The first two adaptations of James Patterson's famed character Dr. Alex Cross Kiss the Girls and Along Came the Spider were basically souped up Law & Order episodes with grislier details and the gravitas of Morgan Freeman. The latest incarnation bluntly titled Alex Cross follows the same format with the added bonus of being absurdly nonsensical to a near-parody level. Director Rob Cohen (The Fast and the Furious XXX) finds a solid leading man in the Hollywood titan Tyler Perry but it all goes to waste in a hyper-stylized laughter-inducing translation of Patterson's mystery novels.
Alex Cross picks up in the early days of the psychologist-turned-detective's life as Cross (Perry) traverses the crime-ridden landscape of Detroit with his snappy sidekicks Tommy Kane (Ed Burns) and Monica Ashe (Rachel Nichols). For a homicide detective things are picture perfect — Cross has a family two kids (and a third on the way) and his mystery-busting team is always wearing smiles. Everything comes crashing down for Cross when "Picasso" (Matthew Fox) comes to town an assassin who enjoys toying with his targets and law enforcing pursuers as much as getting the job done. After discovering the meticulous murder of a businessman and his daughter Cross sifts through clues to pick apart the mind of his violent madman but when he gets too close Picasso makes things personal. That doesn't make Cross too happy.
The major problem with Alex Cross is that Cohen handles the material like one of his previous action movies. But Cross isn't an action character — he's a thinker. Rarely does the detective manage to dig up evidence from a crime scene or better yet visit a crime scene. The search for Picasso comprised of lots of poetic waxing ("Maybe he hates his mother. Maybe he hates his father. Maybe… he's a sociopath") random shoot outs (are there other police Detroit other then Alex & Co.?) and plenty of growling threats between Cross and Fox's muscled corpse of an assassin.
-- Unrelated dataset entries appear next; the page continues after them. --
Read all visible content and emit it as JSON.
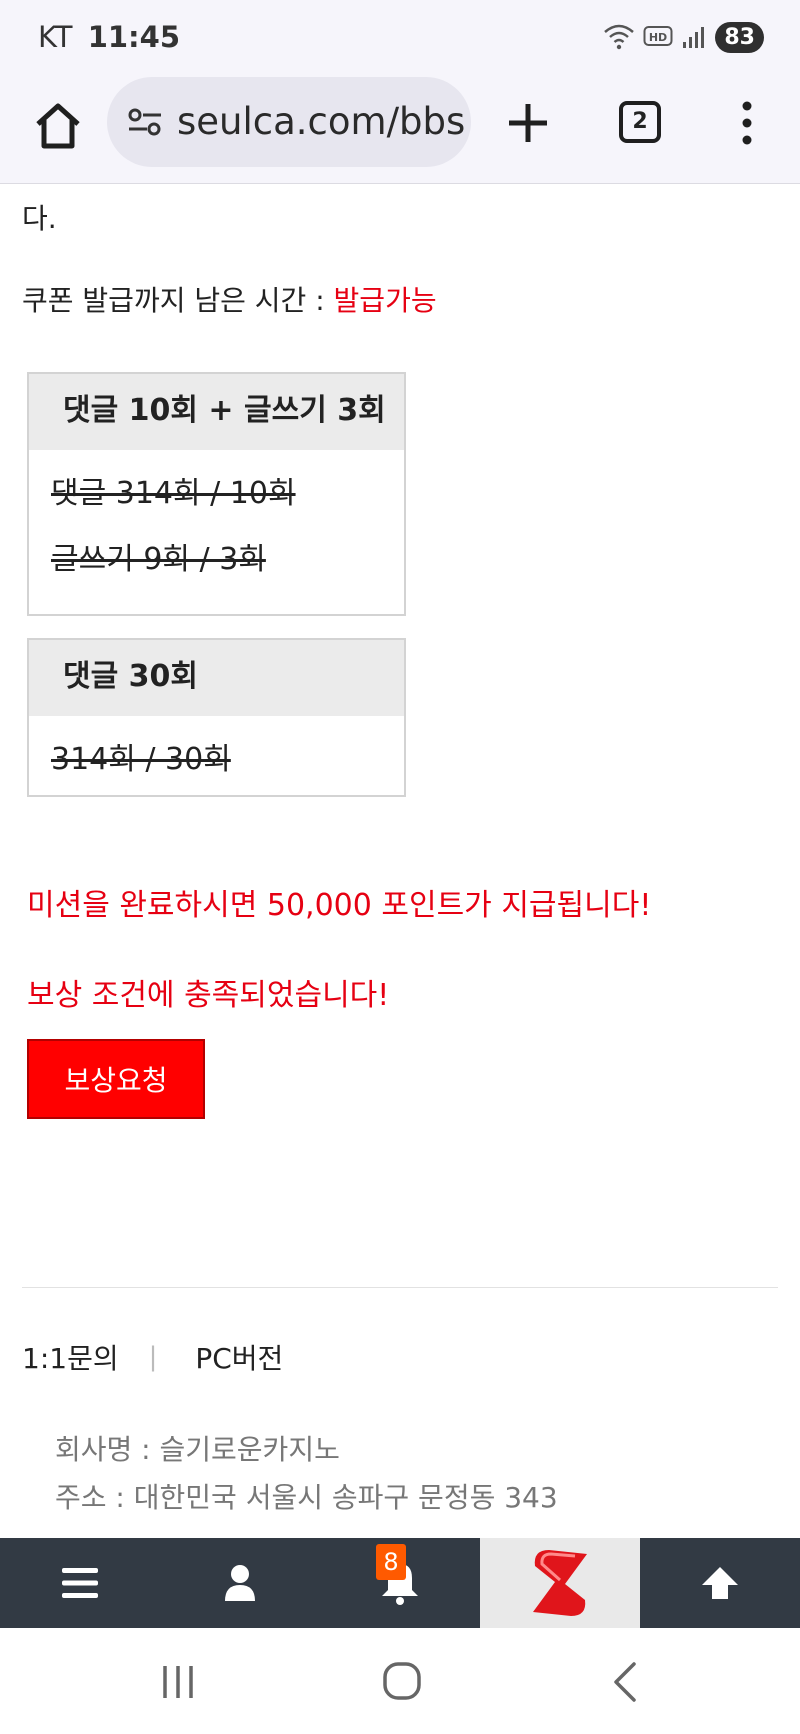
{
  "status_bar": {
    "carrier": "KT",
    "time": "11:45",
    "battery": "83",
    "icons": [
      "wifi-icon",
      "hd-voice-icon",
      "signal-icon"
    ]
  },
  "browser": {
    "url": "seulca.com/bbs",
    "tab_count": "2",
    "icons": [
      "home-icon",
      "site-settings-icon",
      "new-tab-icon",
      "tabs-icon",
      "more-vert-icon"
    ]
  },
  "page": {
    "top_fragment": "다.",
    "coupon_label": "쿠폰 발급까지 남은 시간 : ",
    "coupon_status": "발급가능",
    "missions": [
      {
        "title": "댓글 10회 + 글쓰기 3회",
        "lines": [
          "댓글 314회 / 10회",
          "글쓰기 9회 / 3회"
        ]
      },
      {
        "title": "댓글 30회",
        "lines": [
          "314회 / 30회"
        ]
      }
    ],
    "reward_message": "미션을 완료하시면 50,000 포인트가 지급됩니다!",
    "condition_message": "보상 조건에 충족되었습니다!",
    "reward_button": "보상요청"
  },
  "footer": {
    "links": [
      "1:1문의",
      "PC버전"
    ],
    "separator": "|",
    "company_name": "회사명 : 슬기로운카지노",
    "address": "주소 : 대한민국 서울시 송파구 문정동 343"
  },
  "bottom_nav": {
    "notification_count": "8",
    "items": [
      "menu-icon",
      "user-icon",
      "bell-icon",
      "site-logo",
      "scroll-top-icon"
    ]
  },
  "colors": {
    "accent_red": "#e60012",
    "button_red": "#ff0000",
    "nav_bg": "#323a44",
    "badge_orange": "#ff5a00",
    "browser_bg": "#f6f5fb"
  }
}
Occasionally Ed Burns steps in with a pop culture quip ripped straight from a Google search of what "the kids are into these days." Name-dropping Gandalf and "muggles" in one zinger sheesh.
Attempting to survive the lackluster script Perry gives a decent performance thanks to his towering build and the general warmth he's nurtured in his own personal projects. His action side leaves a bit to be desired — intimidation requires more than doing someone's best Jack Bauer impression. Cohen doesn't help him shooting Alex Cross like one extended whip pan. There is shakycam and then there is Alex Cross' insistence on turning set pieces into photographic spin art. Fox who transformed himself for the role works as the crazy-eyed psycho. If there was a moment to understand his motivations or how he's able to plan his elaborate plans (in one sequence he swims up a water pipe into the bathroom of an office building).
Alex Cross is fun but for all the wrong reasons. Every element is so incredibly mishandled the lunacy circles back from "bad bad" to "good bad." Even an entrance by French actor Jean Reno elicits laughs just because it's hard to believe everything on screen is really happening. Intended or not Alex Cross is one of the stranger movies of the year a rebooted franchise that decided to go off the rails from minute one. Maybe for the better.